Mobile is growing increasingly important at Lenovo as its latest financial results and stated goals for 2014-15 clearly indicate. News reports today add more momentum to that commitment even as Lenovo still seeks regulatory approval for its acquisition of Motorola Mobility.

Jay Parker, who leads North American efforts for Lenovo and is based at the company’s executive headquarters in Morrisville, told WRAL TechWire in an interview on Thursday that Chairman and CEO Yang Yuanqing is intensifying his efforts on mobile even beyond the Motorola deal.

And news to that fact keeps emerging.

In an interview with the German website Mobile Geeks, Lenovo’s top mobile executive Liu Jun said the world’s No. 1 PC manufacturer will roll out a Windows Phone later this year. Lenovo recently was acknowledged as a Microsoft phone partner. 

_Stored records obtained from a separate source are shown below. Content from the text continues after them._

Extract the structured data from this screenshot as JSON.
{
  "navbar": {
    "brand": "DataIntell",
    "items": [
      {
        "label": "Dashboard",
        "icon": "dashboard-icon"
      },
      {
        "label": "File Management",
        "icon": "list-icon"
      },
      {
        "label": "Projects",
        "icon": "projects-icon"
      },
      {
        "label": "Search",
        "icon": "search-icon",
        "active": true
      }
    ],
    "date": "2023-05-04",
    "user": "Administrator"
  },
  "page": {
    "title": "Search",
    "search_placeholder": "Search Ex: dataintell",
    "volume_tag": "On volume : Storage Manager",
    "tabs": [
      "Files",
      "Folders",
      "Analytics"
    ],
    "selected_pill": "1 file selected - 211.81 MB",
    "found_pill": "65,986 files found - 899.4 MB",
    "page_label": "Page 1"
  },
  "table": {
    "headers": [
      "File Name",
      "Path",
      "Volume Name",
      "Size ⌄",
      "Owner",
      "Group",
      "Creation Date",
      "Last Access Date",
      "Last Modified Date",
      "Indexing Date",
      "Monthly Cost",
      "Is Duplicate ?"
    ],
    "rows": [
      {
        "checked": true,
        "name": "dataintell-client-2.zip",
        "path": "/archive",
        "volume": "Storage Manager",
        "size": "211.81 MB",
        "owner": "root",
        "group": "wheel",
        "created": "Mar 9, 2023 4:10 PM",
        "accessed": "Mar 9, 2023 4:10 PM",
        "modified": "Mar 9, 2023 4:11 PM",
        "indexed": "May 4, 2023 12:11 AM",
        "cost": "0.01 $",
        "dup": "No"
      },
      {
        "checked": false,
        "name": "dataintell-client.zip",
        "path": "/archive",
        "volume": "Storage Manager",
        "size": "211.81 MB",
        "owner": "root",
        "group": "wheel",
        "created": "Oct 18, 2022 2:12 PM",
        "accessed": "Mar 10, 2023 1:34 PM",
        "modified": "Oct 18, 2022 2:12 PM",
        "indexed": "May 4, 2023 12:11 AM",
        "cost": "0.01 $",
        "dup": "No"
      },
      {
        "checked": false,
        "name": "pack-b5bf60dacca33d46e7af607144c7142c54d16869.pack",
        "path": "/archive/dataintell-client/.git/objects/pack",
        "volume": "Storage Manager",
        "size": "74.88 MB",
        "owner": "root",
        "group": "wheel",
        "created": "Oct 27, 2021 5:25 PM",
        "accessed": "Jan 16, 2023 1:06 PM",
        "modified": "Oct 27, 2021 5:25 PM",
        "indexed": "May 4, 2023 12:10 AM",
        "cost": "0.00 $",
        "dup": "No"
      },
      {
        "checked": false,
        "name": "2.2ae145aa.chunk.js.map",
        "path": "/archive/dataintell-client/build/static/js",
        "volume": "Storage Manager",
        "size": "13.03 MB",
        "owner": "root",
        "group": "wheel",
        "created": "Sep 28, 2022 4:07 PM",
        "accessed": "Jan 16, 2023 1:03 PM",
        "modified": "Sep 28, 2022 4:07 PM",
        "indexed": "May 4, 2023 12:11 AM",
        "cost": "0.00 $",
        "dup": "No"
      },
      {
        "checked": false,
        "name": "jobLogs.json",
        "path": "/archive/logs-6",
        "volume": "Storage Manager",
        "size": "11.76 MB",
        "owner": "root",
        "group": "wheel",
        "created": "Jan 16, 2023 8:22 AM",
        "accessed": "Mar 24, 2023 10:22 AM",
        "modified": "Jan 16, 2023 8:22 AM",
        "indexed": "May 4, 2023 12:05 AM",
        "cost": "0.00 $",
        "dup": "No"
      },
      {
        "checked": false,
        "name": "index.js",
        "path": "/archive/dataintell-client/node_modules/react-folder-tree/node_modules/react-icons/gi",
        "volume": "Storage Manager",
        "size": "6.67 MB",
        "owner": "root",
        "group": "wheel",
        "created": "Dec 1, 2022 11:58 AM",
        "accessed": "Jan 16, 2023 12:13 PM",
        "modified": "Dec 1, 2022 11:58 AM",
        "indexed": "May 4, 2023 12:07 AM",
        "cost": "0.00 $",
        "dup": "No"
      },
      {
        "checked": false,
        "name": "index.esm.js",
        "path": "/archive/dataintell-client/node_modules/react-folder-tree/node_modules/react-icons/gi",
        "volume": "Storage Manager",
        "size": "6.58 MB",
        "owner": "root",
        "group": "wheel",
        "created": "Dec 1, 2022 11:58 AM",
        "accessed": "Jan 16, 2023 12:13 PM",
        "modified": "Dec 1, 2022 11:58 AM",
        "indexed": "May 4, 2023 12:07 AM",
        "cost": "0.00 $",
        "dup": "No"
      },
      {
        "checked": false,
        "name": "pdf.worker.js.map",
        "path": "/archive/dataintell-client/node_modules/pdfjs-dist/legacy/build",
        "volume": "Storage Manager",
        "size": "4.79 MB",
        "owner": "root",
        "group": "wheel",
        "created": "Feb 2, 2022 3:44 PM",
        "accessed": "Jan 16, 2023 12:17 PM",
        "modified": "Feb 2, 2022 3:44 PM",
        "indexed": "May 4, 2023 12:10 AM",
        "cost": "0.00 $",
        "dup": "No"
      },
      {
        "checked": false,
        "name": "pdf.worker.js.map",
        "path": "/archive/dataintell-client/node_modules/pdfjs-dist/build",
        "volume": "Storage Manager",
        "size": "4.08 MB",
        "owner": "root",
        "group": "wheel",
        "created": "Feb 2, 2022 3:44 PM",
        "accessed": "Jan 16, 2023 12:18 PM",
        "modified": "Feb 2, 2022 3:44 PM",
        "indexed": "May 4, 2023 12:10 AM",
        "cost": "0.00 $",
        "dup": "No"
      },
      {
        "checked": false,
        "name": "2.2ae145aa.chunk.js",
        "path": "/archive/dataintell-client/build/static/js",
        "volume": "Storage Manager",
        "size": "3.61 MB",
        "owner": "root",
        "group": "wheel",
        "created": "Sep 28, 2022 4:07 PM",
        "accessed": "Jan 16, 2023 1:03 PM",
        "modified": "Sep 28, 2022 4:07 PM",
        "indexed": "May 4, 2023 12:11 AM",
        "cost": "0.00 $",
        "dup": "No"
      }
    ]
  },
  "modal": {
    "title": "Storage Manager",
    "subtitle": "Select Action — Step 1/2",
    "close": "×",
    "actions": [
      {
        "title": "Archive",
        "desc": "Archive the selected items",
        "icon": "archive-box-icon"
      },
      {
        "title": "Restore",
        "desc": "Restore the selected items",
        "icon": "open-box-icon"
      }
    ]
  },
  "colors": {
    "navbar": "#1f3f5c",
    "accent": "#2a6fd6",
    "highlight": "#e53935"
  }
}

Jun also is quoted as saying Lenovo will move into the “wearables” market.

Mobile Geeks speculates that Lenovo could have a wearable smartwatch or some kind of similar device by the end of the year or have one to unveil at the Consumer Electronics Show in Las Vegas next January.

CES has become a major event for Lenovo where it brings in top executives, including Chair/CEO Yang Yuanqing, for the unveiling of a new product binge. (And many win awards; Lenovo took home more than 30 earlier this year.)

Adding further to the mobile drive as Yang seeks to turn Lenovo into an Internet-everywhere giant is the news that Liu is boosting the mobile management team.

New Executive Brings Sales, Consumer Background

Reuters reports that Colin Giles, a former executive at Nokia and Huawei Technologies, will become vice president of the mobile business group. His addition is part of Lenovo’s commitment to grow its mobile business beyond its home territory of China where it faces increasing competition from Apple and is dealing with a technology sales market that has slowed.

“Colin Giles will be taking on the role to drive global smartphone sales and business development outside of China,” Lenovo told Reuters.

Giles has been chief marketing officer and headed consumer efforts at Huawei for nearly a year, according to Bloomberg Businessweek. At Nokia, the 50-year-old was executive vice president for sales.

Reuters notes that Giles left Nokia in 2012 before that company struck its big deal with Microsoft. Huawei, which is based in Taiwan, is one of Lenovo’s biggest rivals. 

Yang wants to sell 100 million smartphones and tablets this year. Lenovo has already sold more tablets and smartphones than PCs ; what Yang still calls the company’s “bread and butter” – over each of the last four quarters.

[LENOVO ARCHIVE: Check out nine years of Lenovo stories as reported in WRAL TechWire.]